--- Try it ---
Go through the listing and write out all of it exactly.

--- Working data ---

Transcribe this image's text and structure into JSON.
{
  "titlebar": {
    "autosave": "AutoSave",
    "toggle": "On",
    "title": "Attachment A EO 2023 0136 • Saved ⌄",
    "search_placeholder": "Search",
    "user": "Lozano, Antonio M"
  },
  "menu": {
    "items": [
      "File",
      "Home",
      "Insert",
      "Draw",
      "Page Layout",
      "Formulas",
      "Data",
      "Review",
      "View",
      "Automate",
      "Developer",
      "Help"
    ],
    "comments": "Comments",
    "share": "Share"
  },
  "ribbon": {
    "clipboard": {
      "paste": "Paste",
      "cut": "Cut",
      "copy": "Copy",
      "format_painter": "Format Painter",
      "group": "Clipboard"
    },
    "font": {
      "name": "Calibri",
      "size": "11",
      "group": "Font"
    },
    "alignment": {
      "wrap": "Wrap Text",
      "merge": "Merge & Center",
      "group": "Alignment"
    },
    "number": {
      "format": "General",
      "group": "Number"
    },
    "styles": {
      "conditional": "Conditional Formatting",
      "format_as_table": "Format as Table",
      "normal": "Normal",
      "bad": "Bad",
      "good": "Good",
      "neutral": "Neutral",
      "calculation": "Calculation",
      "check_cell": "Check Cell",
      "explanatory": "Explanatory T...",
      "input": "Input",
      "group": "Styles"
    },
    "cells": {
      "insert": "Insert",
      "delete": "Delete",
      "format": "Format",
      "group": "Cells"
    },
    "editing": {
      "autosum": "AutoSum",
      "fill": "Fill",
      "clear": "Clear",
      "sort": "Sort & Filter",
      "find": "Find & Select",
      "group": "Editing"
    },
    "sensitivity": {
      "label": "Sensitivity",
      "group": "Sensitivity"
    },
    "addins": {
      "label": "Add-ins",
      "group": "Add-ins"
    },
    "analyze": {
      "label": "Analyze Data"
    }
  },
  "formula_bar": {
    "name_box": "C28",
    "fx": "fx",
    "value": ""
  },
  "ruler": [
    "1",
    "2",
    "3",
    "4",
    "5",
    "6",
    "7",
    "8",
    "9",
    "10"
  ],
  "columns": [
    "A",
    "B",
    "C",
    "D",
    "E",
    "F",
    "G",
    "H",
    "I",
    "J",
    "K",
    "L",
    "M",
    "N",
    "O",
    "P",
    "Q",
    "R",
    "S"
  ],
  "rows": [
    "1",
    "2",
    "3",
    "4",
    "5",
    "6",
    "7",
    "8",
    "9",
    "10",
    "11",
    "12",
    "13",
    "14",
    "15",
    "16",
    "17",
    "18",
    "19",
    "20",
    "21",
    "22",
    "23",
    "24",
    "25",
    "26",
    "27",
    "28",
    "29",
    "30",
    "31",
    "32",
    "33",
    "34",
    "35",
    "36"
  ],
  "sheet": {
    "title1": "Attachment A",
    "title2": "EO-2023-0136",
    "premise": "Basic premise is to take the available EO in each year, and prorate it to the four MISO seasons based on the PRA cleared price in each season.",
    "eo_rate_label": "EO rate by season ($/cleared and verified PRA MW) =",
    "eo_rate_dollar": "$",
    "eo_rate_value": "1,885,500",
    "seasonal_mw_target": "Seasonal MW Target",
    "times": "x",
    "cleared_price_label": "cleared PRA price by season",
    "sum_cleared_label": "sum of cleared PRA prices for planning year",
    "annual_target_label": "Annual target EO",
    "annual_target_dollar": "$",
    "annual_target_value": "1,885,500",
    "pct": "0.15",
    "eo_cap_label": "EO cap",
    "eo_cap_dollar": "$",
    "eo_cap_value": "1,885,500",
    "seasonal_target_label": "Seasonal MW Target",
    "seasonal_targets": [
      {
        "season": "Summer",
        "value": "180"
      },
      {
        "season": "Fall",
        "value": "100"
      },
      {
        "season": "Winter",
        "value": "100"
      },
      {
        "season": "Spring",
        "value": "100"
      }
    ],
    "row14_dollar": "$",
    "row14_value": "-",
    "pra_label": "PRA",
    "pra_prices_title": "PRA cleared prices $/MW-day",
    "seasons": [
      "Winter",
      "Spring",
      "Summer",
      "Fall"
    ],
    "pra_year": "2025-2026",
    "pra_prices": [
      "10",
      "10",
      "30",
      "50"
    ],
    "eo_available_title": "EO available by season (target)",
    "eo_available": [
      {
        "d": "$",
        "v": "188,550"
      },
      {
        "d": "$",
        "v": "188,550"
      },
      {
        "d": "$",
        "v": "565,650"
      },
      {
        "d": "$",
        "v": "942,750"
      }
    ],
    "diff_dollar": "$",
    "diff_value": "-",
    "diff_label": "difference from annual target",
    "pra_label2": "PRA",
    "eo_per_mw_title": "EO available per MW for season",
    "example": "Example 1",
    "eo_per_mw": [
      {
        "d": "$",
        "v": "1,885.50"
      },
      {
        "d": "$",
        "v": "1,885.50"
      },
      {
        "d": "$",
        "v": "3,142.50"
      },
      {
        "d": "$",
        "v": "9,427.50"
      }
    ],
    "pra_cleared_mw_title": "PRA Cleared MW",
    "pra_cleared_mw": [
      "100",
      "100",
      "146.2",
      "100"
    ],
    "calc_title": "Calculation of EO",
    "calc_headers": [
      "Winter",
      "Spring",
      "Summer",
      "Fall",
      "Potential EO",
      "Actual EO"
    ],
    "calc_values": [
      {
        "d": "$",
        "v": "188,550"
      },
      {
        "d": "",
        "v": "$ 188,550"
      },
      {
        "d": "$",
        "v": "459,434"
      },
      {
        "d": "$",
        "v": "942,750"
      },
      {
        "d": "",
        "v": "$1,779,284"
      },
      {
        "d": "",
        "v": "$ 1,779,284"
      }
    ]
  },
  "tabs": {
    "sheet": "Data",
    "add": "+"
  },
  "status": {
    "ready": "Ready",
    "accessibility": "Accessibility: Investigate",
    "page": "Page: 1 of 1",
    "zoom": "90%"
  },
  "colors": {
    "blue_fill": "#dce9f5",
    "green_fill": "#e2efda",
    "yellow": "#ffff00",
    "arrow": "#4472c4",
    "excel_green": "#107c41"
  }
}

--- Response below ---
Transcribe this image's text and structure into JSON.
{
  "titlebar": {
    "autosave": "AutoSave",
    "toggle": "On",
    "title": "Attachment A EO 2023 0136 • Saved ⌄",
    "search_placeholder": "Search",
    "user": "Lozano, Antonio M"
  },
  "menu": {
    "items": [
      "File",
      "Home",
      "Insert",
      "Draw",
      "Page Layout",
      "Formulas",
      "Data",
      "Review",
      "View",
      "Automate",
      "Developer",
      "Help"
    ],
    "comments": "Comments",
    "share": "Share"
  },
  "ribbon": {
    "clipboard": {
      "paste": "Paste",
      "cut": "Cut",
      "copy": "Copy",
      "format_painter": "Format Painter",
      "group": "Clipboard"
    },
    "font": {
      "name": "Calibri",
      "size": "11",
      "group": "Font"
    },
    "alignment": {
      "wrap": "Wrap Text",
      "merge": "Merge & Center",
      "group": "Alignment"
    },
    "number": {
      "format": "General",
      "group": "Number"
    },
    "styles": {
      "conditional": "Conditional Formatting",
      "format_as_table": "Format as Table",
      "normal": "Normal",
      "bad": "Bad",
      "good": "Good",
      "neutral": "Neutral",
      "calculation": "Calculation",
      "check_cell": "Check Cell",
      "explanatory": "Explanatory T...",
      "input": "Input",
      "group": "Styles"
    },
    "cells": {
      "insert": "Insert",
      "delete": "Delete",
      "format": "Format",
      "group": "Cells"
    },
    "editing": {
      "autosum": "AutoSum",
      "fill": "Fill",
      "clear": "Clear",
      "sort": "Sort & Filter",
      "find": "Find & Select",
      "group": "Editing"
    },
    "sensitivity": {
      "label": "Sensitivity",
      "group": "Sensitivity"
    },
    "addins": {
      "label": "Add-ins",
      "group": "Add-ins"
    },
    "analyze": {
      "label": "Analyze Data"
    }
  },
  "formula_bar": {
    "name_box": "C28",
    "fx": "fx",
    "value": ""
  },
  "ruler": [
    "1",
    "2",
    "3",
    "4",
    "5",
    "6",
    "7",
    "8",
    "9",
    "10"
  ],
  "columns": [
    "A",
    "B",
    "C",
    "D",
    "E",
    "F",
    "G",
    "H",
    "I",
    "J",
    "K",
    "L",
    "M",
    "N",
    "O",
    "P",
    "Q",
    "R",
    "S"
  ],
  "rows": [
    "1",
    "2",
    "3",
    "4",
    "5",
    "6",
    "7",
    "8",
    "9",
    "10",
    "11",
    "12",
    "13",
    "14",
    "15",
    "16",
    "17",
    "18",
    "19",
    "20",
    "21",
    "22",
    "23",
    "24",
    "25",
    "26",
    "27",
    "28",
    "29",
    "30",
    "31",
    "32",
    "33",
    "34",
    "35",
    "36"
  ],
  "sheet": {
    "title1": "Attachment A",
    "title2": "EO-2023-0136",
    "premise": "Basic premise is to take the available EO in each year, and prorate it to the four MISO seasons based on the PRA cleared price in each season.",
    "eo_rate_label": "EO rate by season ($/cleared and verified PRA MW) =",
    "eo_rate_dollar": "$",
    "eo_rate_value": "1,885,500",
    "seasonal_mw_target": "Seasonal MW Target",
    "times": "x",
    "cleared_price_label": "cleared PRA price by season",
    "sum_cleared_label": "sum of cleared PRA prices for planning year",
    "annual_target_label": "Annual target EO",
    "annual_target_dollar": "$",
    "annual_target_value": "1,885,500",
    "pct": "0.15",
    "eo_cap_label": "EO cap",
    "eo_cap_dollar": "$",
    "eo_cap_value": "1,885,500",
    "seasonal_target_label": "Seasonal MW Target",
    "seasonal_targets": [
      {
        "season": "Summer",
        "value": "180"
      },
      {
        "season": "Fall",
        "value": "100"
      },
      {
        "season": "Winter",
        "value": "100"
      },
      {
        "season": "Spring",
        "value": "100"
      }
    ],
    "row14_dollar": "$",
    "row14_value": "-",
    "pra_label": "PRA",
    "pra_prices_title": "PRA cleared prices $/MW-day",
    "seasons": [
      "Winter",
      "Spring",
      "Summer",
      "Fall"
    ],
    "pra_year": "2025-2026",
    "pra_prices": [
      "10",
      "10",
      "30",
      "50"
    ],
    "eo_available_title": "EO available by season (target)",
    "eo_available": [
      {
        "d": "$",
        "v": "188,550"
      },
      {
        "d": "$",
        "v": "188,550"
      },
      {
        "d": "$",
        "v": "565,650"
      },
      {
        "d": "$",
        "v": "942,750"
      }
    ],
    "diff_dollar": "$",
    "diff_value": "-",
    "diff_label": "difference from annual target",
    "pra_label2": "PRA",
    "eo_per_mw_title": "EO available per MW for season",
    "example": "Example 1",
    "eo_per_mw": [
      {
        "d": "$",
        "v": "1,885.50"
      },
      {
        "d": "$",
        "v": "1,885.50"
      },
      {
        "d": "$",
        "v": "3,142.50"
      },
      {
        "d": "$",
        "v": "9,427.50"
      }
    ],
    "pra_cleared_mw_title": "PRA Cleared MW",
    "pra_cleared_mw": [
      "100",
      "100",
      "146.2",
      "100"
    ],
    "calc_title": "Calculation of EO",
    "calc_headers": [
      "Winter",
      "Spring",
      "Summer",
      "Fall",
      "Potential EO",
      "Actual EO"
    ],
    "calc_values": [
      {
        "d": "$",
        "v": "188,550"
      },
      {
        "d": "",
        "v": "$ 188,550"
      },
      {
        "d": "$",
        "v": "459,434"
      },
      {
        "d": "$",
        "v": "942,750"
      },
      {
        "d": "",
        "v": "$1,779,284"
      },
      {
        "d": "",
        "v": "$ 1,779,284"
      }
    ]
  },
  "tabs": {
    "sheet": "Data",
    "add": "+"
  },
  "status": {
    "ready": "Ready",
    "accessibility": "Accessibility: Investigate",
    "page": "Page: 1 of 1",
    "zoom": "90%"
  },
  "colors": {
    "blue_fill": "#dce9f5",
    "green_fill": "#e2efda",
    "yellow": "#ffff00",
    "arrow": "#4472c4",
    "excel_green": "#107c41"
  }
}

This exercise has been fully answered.